Coming back to the wrestlers, the tradition of wrestling is a descendant of battlefield training in breaking limbs and skulls converted to a sports format. This had two benefits – the civilian population was able to benefit from the health benefits of physical training and the warriors would be able to continue training while being in society and remain battle ready. The core of this training is a unique series of 20 interconnected sequences that work the body from head to toe and develops muscles, senses, breath et al. It is called Malla Vinyasa or Wrestler’s Sequence. These movements codify tons of wrestling techniques for throwing, joint locks and submissions. I have experienced just the tip of this rich system of martial art and health. These sequences are an integral part of our training. Call 8308252872 immediately and start training. It will be infinitely more rewarding than anything you’d have ever learned.

Hassle free sign up online
Hassle free sign up online

What is MMA (Mixed Martial Arts)

Modern idea

The modern idea of mixed martial arts comes from the popularity of fighting competitions like UFC and movies like Never Back Down! Competitions like UFC pit martial artists from diverse fighting styles against each other in an enclosure. At this level, the fighters prepare a comprehensive strategy for training. There are no variables left to chance while training. Broadly the elements of MMA can be broken down into two specific aspects stand up and ground game. Both striking and grappling are allowed whether the fighters are standing or on the ground. A few safety rules specific to competitions prohibit striking of sensitive points and manipulation of joints like the fingers. Such an approach makes it essential for a fighter to be well-rounded, responsive and in top physical condition. Truly MMA fighters are some of the best conditioned athletes on this planet.

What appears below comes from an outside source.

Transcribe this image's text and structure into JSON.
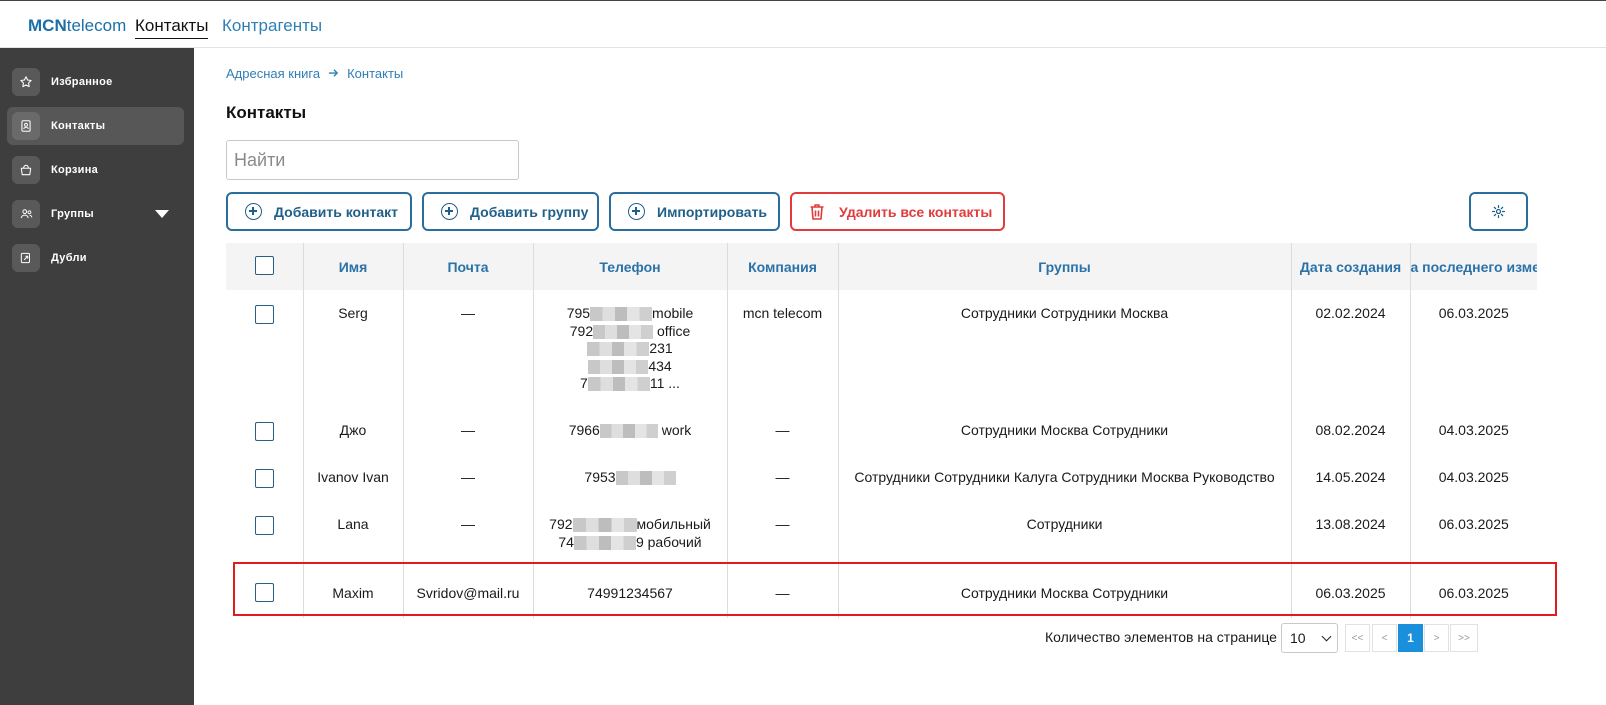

Looking back

Even before televised entertaining championships like the UFC and Bellator emerged, Vale Tudo, a freestyle anything goes way of fighting used to be organized throughout Brazil. This was the initial concept around which UFC was organized with minimal safety rules. Rorion Gracie dominated the initial bouts with a style of grappling unknown to most martial artists at that point. This was the first time the world saw how being specialized in one single mode of fighting like karate had drawbacks when faced with someone with a multitude of skills. 1024px-Mixed_martial_arts_at_Fort_Benning

This shouldn’t be a difficult concept to understand if we look back at the origin of battlefield martial arts. The army with a multitude of skilled warriors like cavalry, infantrymen, archers had better options in strategy, attack, defense and maneuverability.  On an individual level, a warrior was expected to be equipped with skills to fight empty handed, with weapons, against multiple opponents and adapt to any situation that might arise. No wonder the Greek soldiers gave rise to one of the earliest forms of mixed martial arts, Pankration. Staying sharp was an utmost priority for them and what better way than to test it out against the best in an army.

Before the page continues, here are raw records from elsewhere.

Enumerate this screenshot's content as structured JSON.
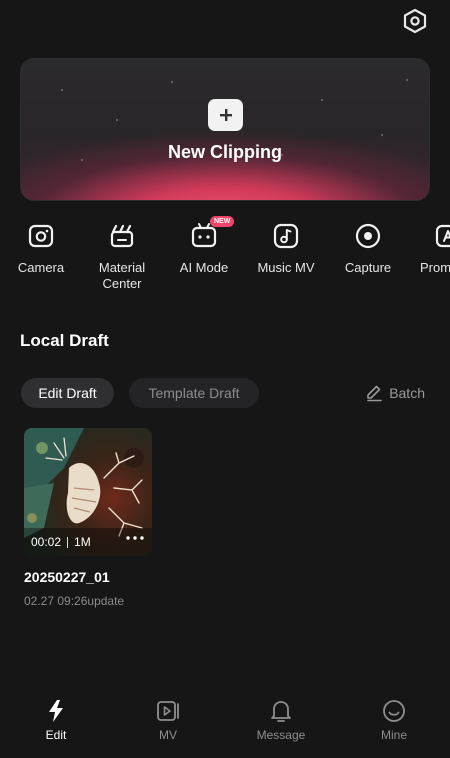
{
  "header": {
    "settings_icon": "settings-hex-icon"
  },
  "hero": {
    "label": "New Clipping",
    "icon": "plus-icon"
  },
  "tools": [
    {
      "label": "Camera",
      "icon": "camera-icon"
    },
    {
      "label": "Material\nCenter",
      "icon": "clapperboard-icon"
    },
    {
      "label": "AI Mode",
      "icon": "robot-icon",
      "badge": "NEW"
    },
    {
      "label": "Music MV",
      "icon": "music-note-icon"
    },
    {
      "label": "Capture",
      "icon": "record-icon"
    },
    {
      "label": "Prom",
      "icon": "prompt-icon"
    }
  ],
  "local_draft": {
    "title": "Local Draft",
    "tabs": {
      "edit": "Edit Draft",
      "template": "Template Draft"
    },
    "batch_label": "Batch",
    "drafts": [
      {
        "duration": "00:02",
        "size": "1M",
        "name": "20250227_01",
        "date": "02.27 09:26update"
      }
    ]
  },
  "tabbar": {
    "items": [
      {
        "label": "Edit",
        "icon": "lightning-icon",
        "active": true
      },
      {
        "label": "MV",
        "icon": "video-play-icon",
        "active": false
      },
      {
        "label": "Message",
        "icon": "bell-icon",
        "active": false
      },
      {
        "label": "Mine",
        "icon": "smiley-face-icon",
        "active": false
      }
    ]
  },
  "colors": {
    "background": "#161616",
    "accent": "#f0456a",
    "hero_glow": "#f0506e"
  }
}
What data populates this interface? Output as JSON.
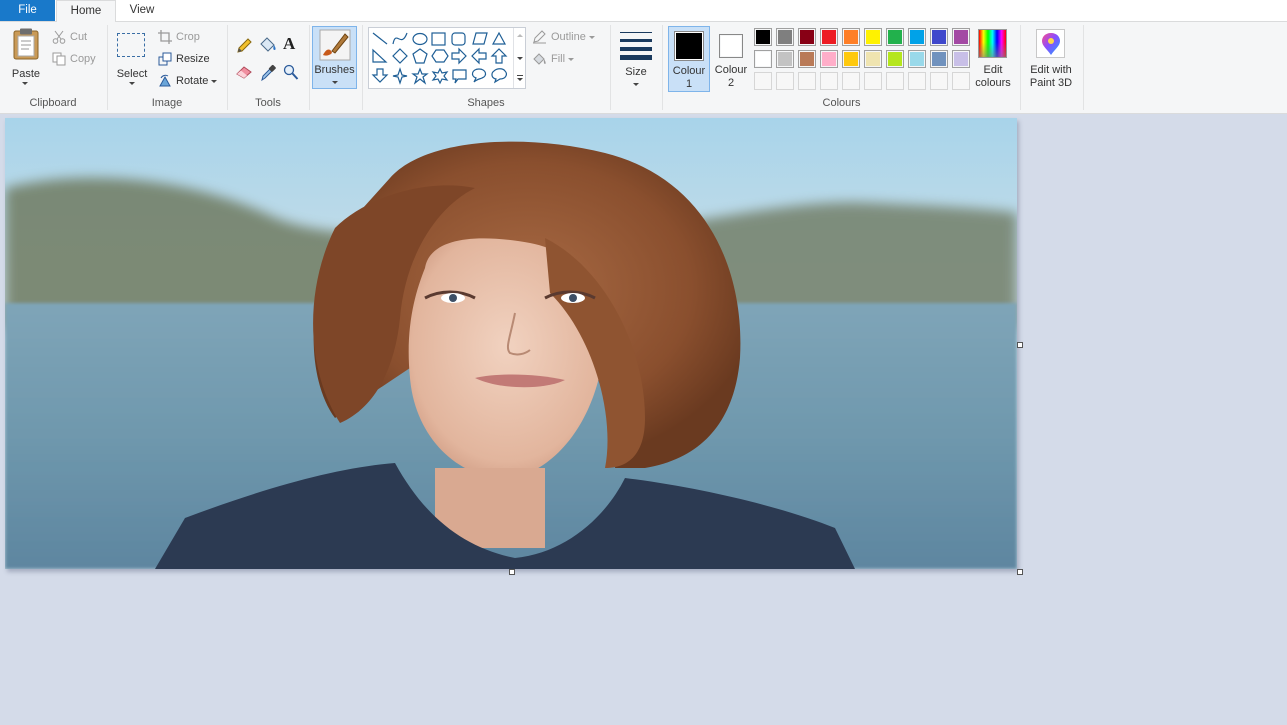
{
  "tabs": {
    "file": "File",
    "home": "Home",
    "view": "View"
  },
  "clipboard": {
    "paste": "Paste",
    "cut": "Cut",
    "copy": "Copy",
    "group": "Clipboard"
  },
  "image": {
    "select": "Select",
    "crop": "Crop",
    "resize": "Resize",
    "rotate": "Rotate",
    "group": "Image"
  },
  "tools": {
    "group": "Tools",
    "icons": [
      "pencil-icon",
      "fill-icon",
      "text-icon",
      "eraser-icon",
      "colour-picker-icon",
      "magnifier-icon"
    ]
  },
  "brushes": {
    "label": "Brushes"
  },
  "shapes": {
    "group": "Shapes",
    "outline": "Outline",
    "fill": "Fill"
  },
  "size": {
    "label": "Size"
  },
  "colours": {
    "colour1_label": [
      "Colour",
      "1"
    ],
    "colour2_label": [
      "Colour",
      "2"
    ],
    "colour1": "#000000",
    "colour2": "#ffffff",
    "edit_label": [
      "Edit",
      "colours"
    ],
    "group": "Colours",
    "palette_row1": [
      "#000000",
      "#7f7f7f",
      "#880015",
      "#ed1c24",
      "#ff7f27",
      "#fff200",
      "#22b14c",
      "#00a2e8",
      "#3f48cc",
      "#a349a4"
    ],
    "palette_row2": [
      "#ffffff",
      "#c3c3c3",
      "#b97a57",
      "#ffaec9",
      "#ffc90e",
      "#efe4b0",
      "#b5e61d",
      "#99d9ea",
      "#7092be",
      "#c8bfe7"
    ],
    "palette_row3": [
      "",
      "",
      "",
      "",
      "",
      "",
      "",
      "",
      "",
      ""
    ]
  },
  "paint3d": {
    "label": [
      "Edit with",
      "Paint 3D"
    ]
  },
  "accent": "#1979ca"
}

The essence of mixed martial arts

Regardless of the history, mixed martial arts embodies the philosophy of life – to be skilled, responsive and prepared for anything that comes. At Forge MMA, expect to be trained in the following broad aspects

  • Strength and conditioning
  • Natural movement by working with partners and animal movement drills
  • Strikes with every possible body part, learn to make your entire body an weapon
  • Wrestling and grappling including Indian wrestling techniques
  • Relaxation, recovery and neural reset techniques with breathing

Call me on 8308252872 to start training in Pune. More detailed posts on the above aspects coming up in the next few days. Stay tuned!